Ukraine's second-richest man has hired a top Democratic pollster who helped engineer President Bill ClintonWilliam (Bill) Jefferson ClintonCould the coming 'red wave' election become a 'red tsunami'? Left laughs off floated changes to 2024 ticket A year into his presidency, Biden is polling at an all-time low MORE's reelection in 1996. Doug Schoen is working on behalf of Victor Pinchuk — a Ukrainian philanthropist and businessman worth $3.3 billion, according to Forbes magazine.
Schoen will help "share [Pinchuk's] views on democratization in Ukraine and European integration and to solicit the views of American policy makers on those subjects," according to records filed with the Justice Department.
Schoen checked a box on the Justice Department documents that that there is no formal written agreement between him and Pinchuk. It's unclear how much the pollster is being paid by Pinchuk.
Schoen would not discuss how much his compensation was for work on behalf of Pinchuk.

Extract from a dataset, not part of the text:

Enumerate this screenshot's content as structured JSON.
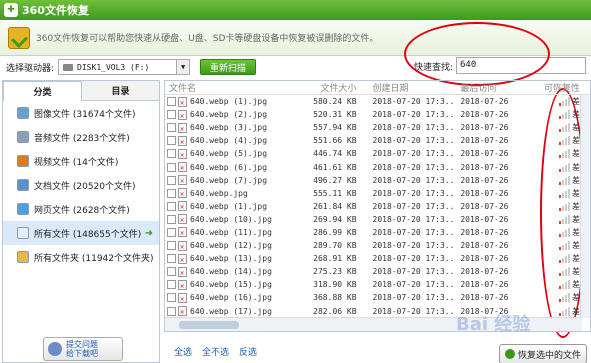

“Mr. Pinchuk has long supported democratization of Ukraine and European integration and it is those basic objectives [that] my work is supporting both now and previously. Mr. Pinchuk also organizes an annual conference in Yalta through his Yalta European Strategy, which also supports these goals,” Schoen told The Hill in an email.
Created in 2004, Yalta European Strategy, or YES, is a forum that discusses Ukraine’s global standing. High-profile speakers like Clinton, former British Prime Minister Tony Blair and ex-German Chancellor Gerhard Schroder have stopped by the gathering in the past.
Pinchuk made his fortune in pipe design, founding Interpipe Company in 1990 whose products were used across the former Soviet Union, according to his biography on the Victor Pinchuk Foundation’s website. In 2006, he also founded EastOne, an international investment advisory firm.
Forbes ranked Pinchuk as the 336th richest person in the world, second in Ukraine, in 2011.
Pinchuk also is a major philanthropist. He serves on the board of directors for the Peterson Institute for International Economics.
Though Pinchuk served a member of the Ukrainian Parliament from 1998 to 2006, he decided to retire from politics in 2003, according to his biography.
Schoen, in turn, has had in an interest in Ukraine for several years. He did polling in the country during the Orange Revolution from 2004 to 2005.
Schoen has also been familiar with Pinchuk for some time. He has sat on the board of directors of Pinchuk’s foundation for more than ten years.